    Just to say that this probably varies between different scholarly fields. In my own field of palaeontology, the open access journal Acta Palaeontologica Polonica (http://app.pan.pl/) is as prestigious as all but maybe one other palaeo journal; and more broadly, the PLoS family of science journals seem to be ramping up their prestige very rapidly (at least seen from within the palaeo community).

  2. You should look at a recent post on public libraries and e-book expenditures by Heather McCormack of Library Journal: http://www.digitalbookworld.com/2010/an-optimist-pessimists-guide-to-avoiding-ebook-armageddon/

    In a note to her (which refers to the antipathy of publishers for libraries), I said (and she re-tweeted) "if primary dist outlet (bkstores) recognize val of working closely w/pub libs, shouldn’t publishers?"

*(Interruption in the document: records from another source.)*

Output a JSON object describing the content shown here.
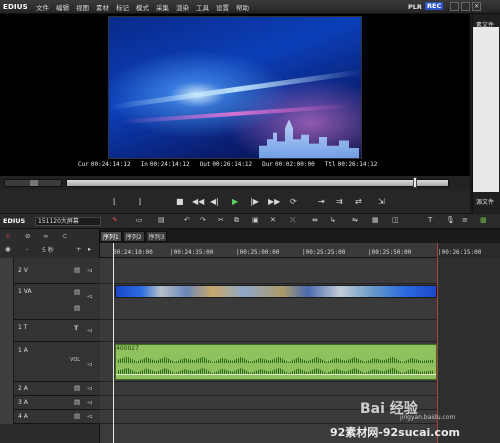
{
  "app": {
    "logo": "EDIUS"
  },
  "menu": [
    "文件",
    "编辑",
    "视图",
    "素材",
    "标记",
    "模式",
    "采集",
    "渲染",
    "工具",
    "设置",
    "帮助"
  ],
  "mode": {
    "plr": "PLR",
    "rec": "REC"
  },
  "preview": {
    "timecodes": [
      {
        "label": "Cur",
        "value": "00:24:14:12"
      },
      {
        "label": "In",
        "value": "00:24:14:12"
      },
      {
        "label": "Out",
        "value": "00:26:14:12"
      },
      {
        "label": "Dur",
        "value": "00:02:00:00"
      },
      {
        "label": "Ttl",
        "value": "00:26:14:12"
      }
    ]
  },
  "right_panel": {
    "tab_top": "素文件",
    "tab_bottom": "源文件"
  },
  "timeline": {
    "brand": "EDIUS",
    "project": "151120大屏幕",
    "sequence_tabs": [
      "序列1",
      "序列2",
      "序列3"
    ],
    "active_tab_index": 0,
    "ruler": [
      "00:24:10:00",
      "|00:24:35:00",
      "|00:25:00:00",
      "|00:25:25:00",
      "|00:25:50:00",
      "|00:26:15:00"
    ],
    "zoom": "5 秒",
    "tracks": {
      "v2": "2 V",
      "va1": "1 VA",
      "t1": "1 T",
      "a1": "1 A",
      "a2": "2 A",
      "a3": "3 A",
      "a4": "4 A",
      "vol": "VOL"
    },
    "audio_clip_label": "400027"
  },
  "watermark": {
    "baidu": "Bai 经验",
    "baidu_sub": "jingyan.baidu.com",
    "site": "92素材网-92sucai.com"
  },
  "colors": {
    "audio_clip": "#8fc25e",
    "rec_badge": "#2d55c9",
    "play": "#5fd05f"
  }
}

    I know a little about public libraries and their purchasing patterns, and a lot less about academic libraries. But I think that some of the arguments are the same.